On This Day in History - 1890: City and South London Railway opens the world's first deep-level electric railway, from City of London to Stockwell
The report into the collision between a road vehicle and a passenger train at Lockington level crossing in 1986.
This document was published on 21st August 1987 by Department of Transport.
It was written by Maj. A. B. G. King.
This item is linked to the Accident at Lockington on 26th July 1986
The original document format was Stapled Book, and comprised 31 pages.
This document was kindly sourced from Harry Knox and is in our Accident reports collection. It was added to the Archive on 10th April 2006.
This document is Crown Copyright, and is subject to the terms governing the reproduction of crown copyright material.

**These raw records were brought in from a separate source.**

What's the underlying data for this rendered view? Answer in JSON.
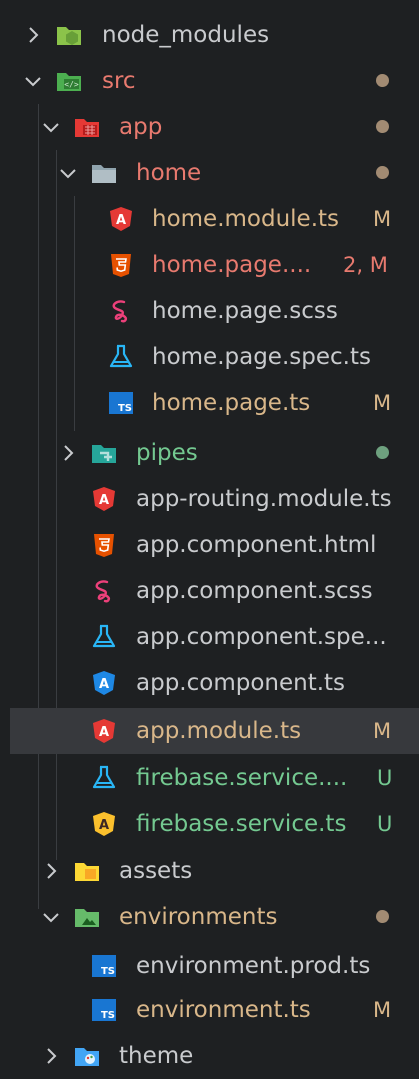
{
  "colors": {
    "background": "#1e2022",
    "selected": "#37393d",
    "modified": "#d9b78a",
    "untracked": "#74c991",
    "error": "#e87a6f",
    "default_text": "#c9cbce",
    "dot_modified": "#a28b73",
    "dot_untracked": "#6ea17f"
  },
  "items": [
    {
      "label": "node_modules",
      "icon": "folder-node-icon",
      "badge": "",
      "status": "default",
      "expanded": false,
      "is_folder": true
    },
    {
      "label": "src",
      "icon": "folder-src-icon",
      "badge": "",
      "status": "error",
      "expanded": true,
      "is_folder": true,
      "dot": "modified"
    },
    {
      "label": "app",
      "icon": "folder-app-icon",
      "badge": "",
      "status": "error",
      "expanded": true,
      "is_folder": true,
      "dot": "modified"
    },
    {
      "label": "home",
      "icon": "folder-home-icon",
      "badge": "",
      "status": "error",
      "expanded": true,
      "is_folder": true,
      "dot": "modified"
    },
    {
      "label": "home.module.ts",
      "icon": "angular-icon",
      "badge": "M",
      "status": "modified"
    },
    {
      "label": "home.page....",
      "icon": "html5-icon",
      "badge": "2, M",
      "status": "error"
    },
    {
      "label": "home.page.scss",
      "icon": "sass-icon",
      "badge": "",
      "status": "default"
    },
    {
      "label": "home.page.spec.ts",
      "icon": "test-flask-icon",
      "badge": "",
      "status": "default"
    },
    {
      "label": "home.page.ts",
      "icon": "typescript-icon",
      "badge": "M",
      "status": "modified"
    },
    {
      "label": "pipes",
      "icon": "folder-pipes-icon",
      "badge": "",
      "status": "untracked",
      "expanded": false,
      "is_folder": true,
      "dot": "untracked"
    },
    {
      "label": "app-routing.module.ts",
      "icon": "angular-icon",
      "badge": "",
      "status": "default"
    },
    {
      "label": "app.component.html",
      "icon": "html5-icon",
      "badge": "",
      "status": "default"
    },
    {
      "label": "app.component.scss",
      "icon": "sass-icon",
      "badge": "",
      "status": "default"
    },
    {
      "label": "app.component.spe...",
      "icon": "test-flask-icon",
      "badge": "",
      "status": "default"
    },
    {
      "label": "app.component.ts",
      "icon": "angular-component-icon",
      "badge": "",
      "status": "default"
    },
    {
      "label": "app.module.ts",
      "icon": "angular-icon",
      "badge": "M",
      "status": "modified",
      "selected": true
    },
    {
      "label": "firebase.service....",
      "icon": "test-flask-icon",
      "badge": "U",
      "status": "untracked"
    },
    {
      "label": "firebase.service.ts",
      "icon": "angular-service-icon",
      "badge": "U",
      "status": "untracked"
    },
    {
      "label": "assets",
      "icon": "folder-assets-icon",
      "badge": "",
      "status": "default",
      "expanded": false,
      "is_folder": true
    },
    {
      "label": "environments",
      "icon": "folder-environments-icon",
      "badge": "",
      "status": "modified",
      "expanded": true,
      "is_folder": true,
      "dot": "modified"
    },
    {
      "label": "environment.prod.ts",
      "icon": "typescript-icon",
      "badge": "",
      "status": "default"
    },
    {
      "label": "environment.ts",
      "icon": "typescript-icon",
      "badge": "M",
      "status": "modified"
    },
    {
      "label": "theme",
      "icon": "folder-theme-icon",
      "badge": "",
      "status": "default",
      "expanded": false,
      "is_folder": true
    }
  ]
}
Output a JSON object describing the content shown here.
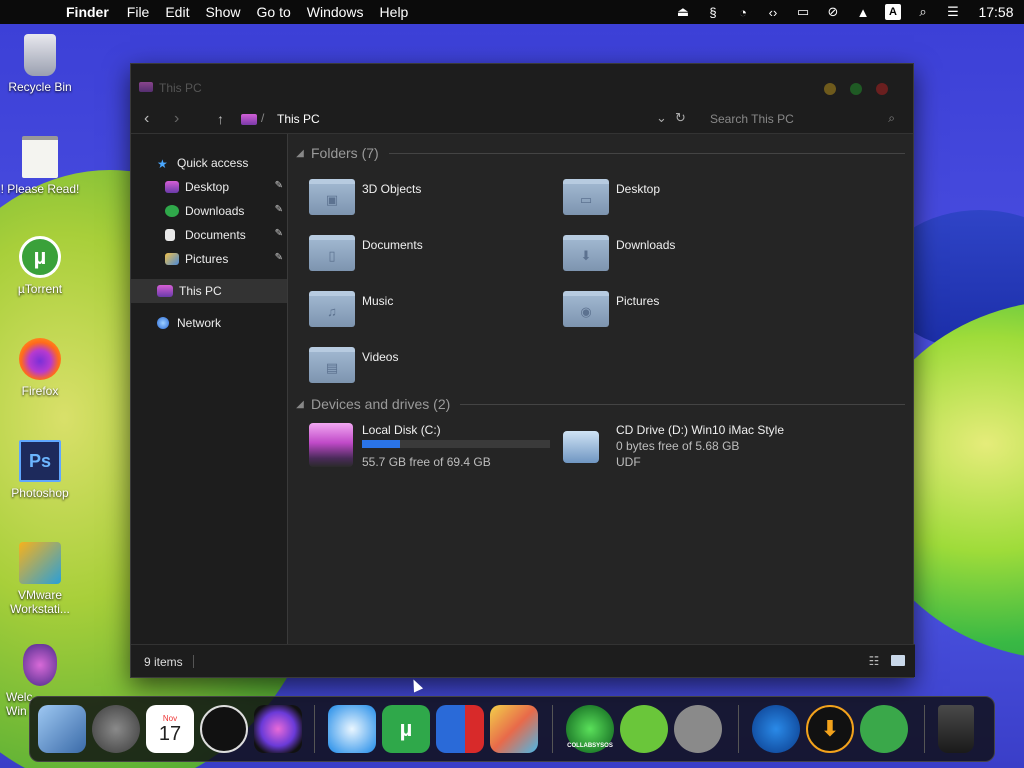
{
  "menubar": {
    "app_name": "Finder",
    "items": [
      "File",
      "Edit",
      "Show",
      "Go to",
      "Windows",
      "Help"
    ],
    "clock": "17:58",
    "status_icons": [
      "eject-icon",
      "script-icon",
      "pie-icon",
      "code-icon",
      "monitor-icon",
      "mute-icon",
      "upload-icon",
      "input-icon",
      "search-icon",
      "control-center-icon"
    ]
  },
  "desktop": {
    "icons": [
      {
        "label": "Recycle Bin"
      },
      {
        "label": "! Please Read!"
      },
      {
        "label": "µTorrent"
      },
      {
        "label": "Firefox"
      },
      {
        "label": "Photoshop"
      },
      {
        "label": "VMware Workstati..."
      },
      {
        "label": "Welc Win"
      }
    ]
  },
  "window": {
    "title": "This PC",
    "breadcrumb": "This PC",
    "search_placeholder": "Search This PC",
    "sidebar": {
      "quick_access": "Quick access",
      "pinned": [
        "Desktop",
        "Downloads",
        "Documents",
        "Pictures"
      ],
      "this_pc": "This PC",
      "network": "Network"
    },
    "folders_header": "Folders (7)",
    "folders": [
      "3D Objects",
      "Desktop",
      "Documents",
      "Downloads",
      "Music",
      "Pictures",
      "Videos"
    ],
    "devices_header": "Devices and drives (2)",
    "drives": [
      {
        "name": "Local Disk (C:)",
        "free": "55.7 GB free of 69.4 GB",
        "used_fraction": 0.2
      },
      {
        "name": "CD Drive (D:) Win10 iMac Style",
        "free": "0 bytes free of 5.68 GB",
        "fs": "UDF"
      }
    ],
    "status": "9 items"
  },
  "dock": {
    "calendar_month": "Nov",
    "calendar_day": "17",
    "collabsysos": "COLLABSYSOS"
  },
  "colors": {
    "accent": "#2a74e8",
    "traffic_yellow": "#6e5a1c",
    "traffic_green": "#1f5a24",
    "traffic_red": "#6a1f1f"
  }
}
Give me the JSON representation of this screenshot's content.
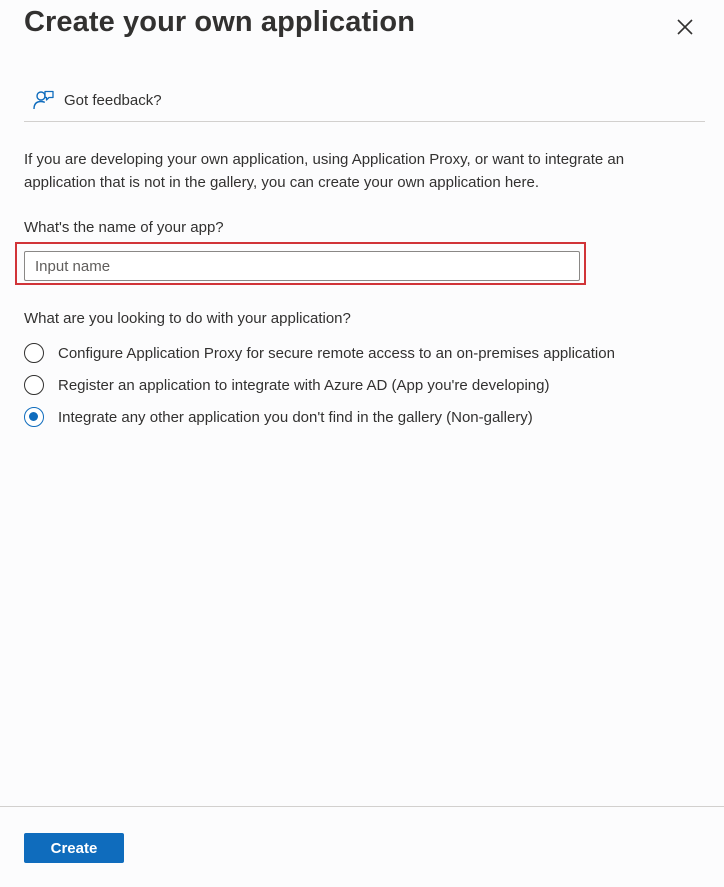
{
  "dialog": {
    "title": "Create your own application",
    "close_icon": "close-icon"
  },
  "feedback": {
    "icon": "feedback-person-icon",
    "label": "Got feedback?"
  },
  "description": "If you are developing your own application, using Application Proxy, or want to integrate an application that is not in the gallery, you can create your own application here.",
  "name_field": {
    "label": "What's the name of your app?",
    "placeholder": "Input name",
    "value": "",
    "highlight_color": "#d13438"
  },
  "purpose": {
    "question": "What are you looking to do with your application?",
    "options": [
      {
        "label": "Configure Application Proxy for secure remote access to an on-premises application",
        "checked": false
      },
      {
        "label": "Register an application to integrate with Azure AD (App you're developing)",
        "checked": false
      },
      {
        "label": "Integrate any other application you don't find in the gallery (Non-gallery)",
        "checked": true
      }
    ]
  },
  "footer": {
    "create_label": "Create"
  },
  "colors": {
    "accent": "#0f6cbd",
    "text": "#323130",
    "divider": "#d2d0ce",
    "background": "#fcfcfd"
  }
}
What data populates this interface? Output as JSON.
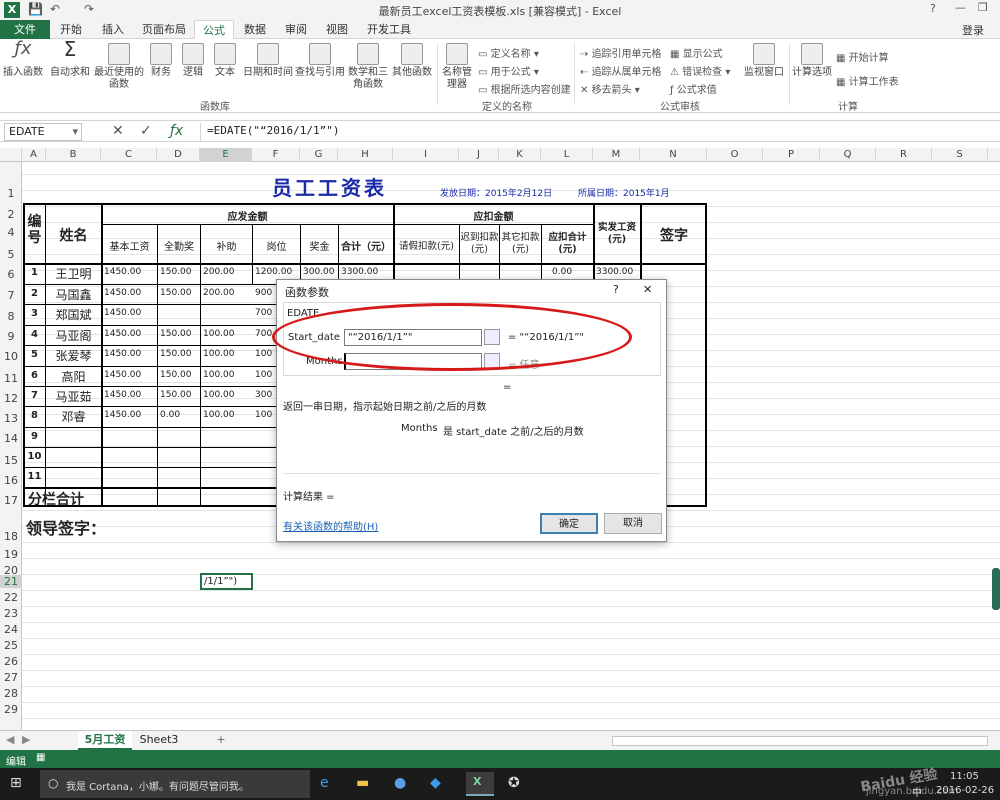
{
  "app": {
    "title": "最新员工excel工资表模板.xls  [兼容模式] - Excel",
    "login": "登录",
    "logo": "X"
  },
  "tabs": {
    "file": "文件",
    "items": [
      "开始",
      "插入",
      "页面布局",
      "公式",
      "数据",
      "审阅",
      "视图",
      "开发工具"
    ],
    "active": "公式"
  },
  "ribbon": {
    "big": [
      "插入函数",
      "自动求和",
      "最近使用的函数",
      "财务",
      "逻辑",
      "文本",
      "日期和时间",
      "查找与引用",
      "数学和三角函数",
      "其他函数",
      "名称管理器"
    ],
    "group_funclib": "函数库",
    "names": [
      "定义名称",
      "用于公式",
      "根据所选内容创建"
    ],
    "group_names": "定义的名称",
    "audit": [
      "追踪引用单元格",
      "追踪从属单元格",
      "移去箭头",
      "显示公式",
      "错误检查",
      "公式求值"
    ],
    "watch": "监视窗口",
    "group_audit": "公式审核",
    "calc_opt": "计算选项",
    "calc": [
      "开始计算",
      "计算工作表"
    ],
    "group_calc": "计算"
  },
  "formula_bar": {
    "name_box": "EDATE",
    "formula": "=EDATE(\"“2016/1/1”\")"
  },
  "columns": [
    "A",
    "B",
    "C",
    "D",
    "E",
    "F",
    "G",
    "H",
    "I",
    "J",
    "K",
    "L",
    "M",
    "N",
    "O",
    "P",
    "Q",
    "R",
    "S"
  ],
  "rows": [
    "1",
    "2",
    "4",
    "5",
    "6",
    "7",
    "8",
    "9",
    "10",
    "11",
    "12",
    "13",
    "14",
    "15",
    "16",
    "17",
    "18",
    "19",
    "20",
    "21",
    "22",
    "23",
    "24",
    "25",
    "26",
    "27",
    "28",
    "29"
  ],
  "sheet": {
    "title": "员工工资表",
    "issue": "发放日期：2015年2月12日",
    "period": "所属日期：2015年1月",
    "h_no": "编号",
    "h_name": "姓名",
    "h_pay": "应发金额",
    "h_ded": "应扣金额",
    "pay_cols": [
      "基本工资",
      "全勤奖",
      "补助",
      "岗位",
      "奖金",
      "合计（元）"
    ],
    "ded_cols": [
      "请假扣款(元)",
      "迟到扣款(元)",
      "其它扣款(元)",
      "应扣合计(元)"
    ],
    "h_net": "实发工资(元)",
    "h_sign": "签字",
    "employees": [
      {
        "no": "1",
        "name": "王卫明",
        "base": "1450.00",
        "att": "150.00",
        "sub": "200.00",
        "post": "1200.00",
        "bonus": "300.00",
        "total": "3300.00",
        "dedtotal": "0.00",
        "net": "3300.00"
      },
      {
        "no": "2",
        "name": "马国鑫",
        "base": "1450.00",
        "att": "150.00",
        "sub": "200.00",
        "post": "900"
      },
      {
        "no": "3",
        "name": "郑国斌",
        "base": "1450.00",
        "att": "",
        "sub": "",
        "post": "700"
      },
      {
        "no": "4",
        "name": "马亚阁",
        "base": "1450.00",
        "att": "150.00",
        "sub": "100.00",
        "post": "700"
      },
      {
        "no": "5",
        "name": "张爱琴",
        "base": "1450.00",
        "att": "150.00",
        "sub": "100.00",
        "post": "100"
      },
      {
        "no": "6",
        "name": "高阳",
        "base": "1450.00",
        "att": "150.00",
        "sub": "100.00",
        "post": "100"
      },
      {
        "no": "7",
        "name": "马亚茹",
        "base": "1450.00",
        "att": "150.00",
        "sub": "100.00",
        "post": "300"
      },
      {
        "no": "8",
        "name": "邓睿",
        "base": "1450.00",
        "att": "0.00",
        "sub": "100.00",
        "post": "100"
      }
    ],
    "empty_nos": [
      "9",
      "10",
      "11"
    ],
    "subtotal": "分栏合计",
    "leader": "领导签字：",
    "active_cell": "/1/1”\")"
  },
  "dialog": {
    "title": "函数参数",
    "help_q": "?",
    "close": "✕",
    "fn": "EDATE",
    "arg1_label": "Start_date",
    "arg1_value": "\"“2016/1/1”\"",
    "arg1_result": "= \"“2016/1/1”\"",
    "arg2_label": "Months",
    "arg2_value": "",
    "arg2_result": "= 任意",
    "eq": "=",
    "desc": "返回一串日期，指示起始日期之前/之后的月数",
    "arg_desc_name": "Months",
    "arg_desc": "是 start_date 之前/之后的月数",
    "result": "计算结果 =",
    "help": "有关该函数的帮助(H)",
    "ok": "确定",
    "cancel": "取消"
  },
  "sheet_tabs": [
    "5月工资",
    "Sheet3"
  ],
  "add_sheet": "+",
  "status": {
    "mode": "编辑"
  },
  "taskbar": {
    "cortana": "我是 Cortana，小娜。有问题尽管问我。",
    "time": "11:05",
    "date": "2016-02-26",
    "ime": "中",
    "watermark": "Baidu 经验",
    "watermark_url": "jingyan.baidu.com"
  },
  "accent": "#217346"
}
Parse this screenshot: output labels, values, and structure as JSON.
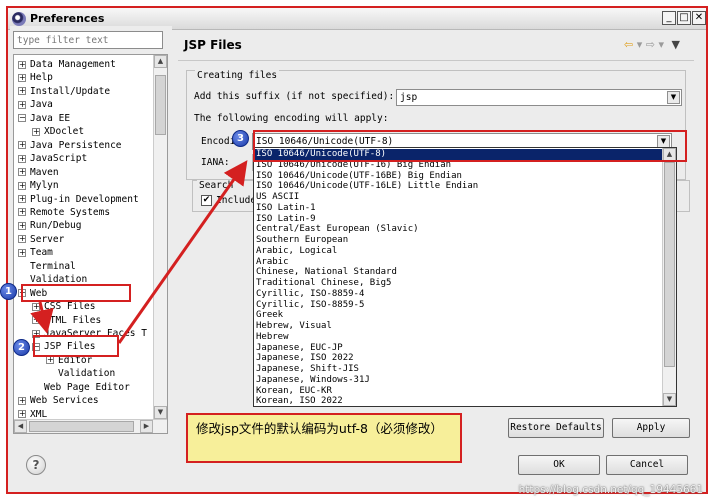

Depending on the status and age of the original document, you may need an OPSI click-use license if you wish to reproduce this material, and other restrictions may apply. Please see this explanation for further details.
"As the 09.33 Bridlington to Hull Ccar diesel multiple-unit (2F21) travelling at about 50 mile/h closely approached the crossing, which is of the type known as an Automatic Open Crossing Remotely monitored (AOCR), at which trains initiate the steady yellow and twin red flashing road traffic-light signals, the van was driven onto the crossing against the red lights. The left hand buffer of the train (in the direction of travel) struck the near side of the van behind the passenger seat and as the left hand lifeguard and leading wheel ran into the floor of the van it was ripped into five pieces and slewed to the left. The left hand leading wheel of the train attempted to run up over the van's axle and both leading wheels of the train were derailed to the left as they departed from the crossing.
Derailment was then progressive as the wheels ran down to the left of the embankment on which the line runs. The leading coach jack-knifed, turned on its side, and was dragged along backwards with the leading end of the second coach being forced over the adjacent track. The two following coaches were both derailed but remained upright.
The emergency services were requested almost immediately and reacted very speedily. A police car arrived at 10.10, the first Fire Brigade appliance arrived at 10.13 and the first ambulance at 10.19. Hull Royal Infirmary was alerted and the first casualty was taken into the hospital at 11.09. I very much regret to report that eight passengers in the train and a passenger in the van lost their lives and 59 people, including the train and van drivers and two firemen, were taken to hospital, of whom 10 were detained."
21st August 1987
Report on the Derailment that occurred on 26th July 1986 at Lockington Level Crossing in the Eastern Region British Railways...
Does the franchise model just need technical changes or would a concession system be better?
or just view the results
Join our 1911 other members and sign up to receive the RA newsletter, with links to all new documents and other site news...
Please consider donating to help with our running costs.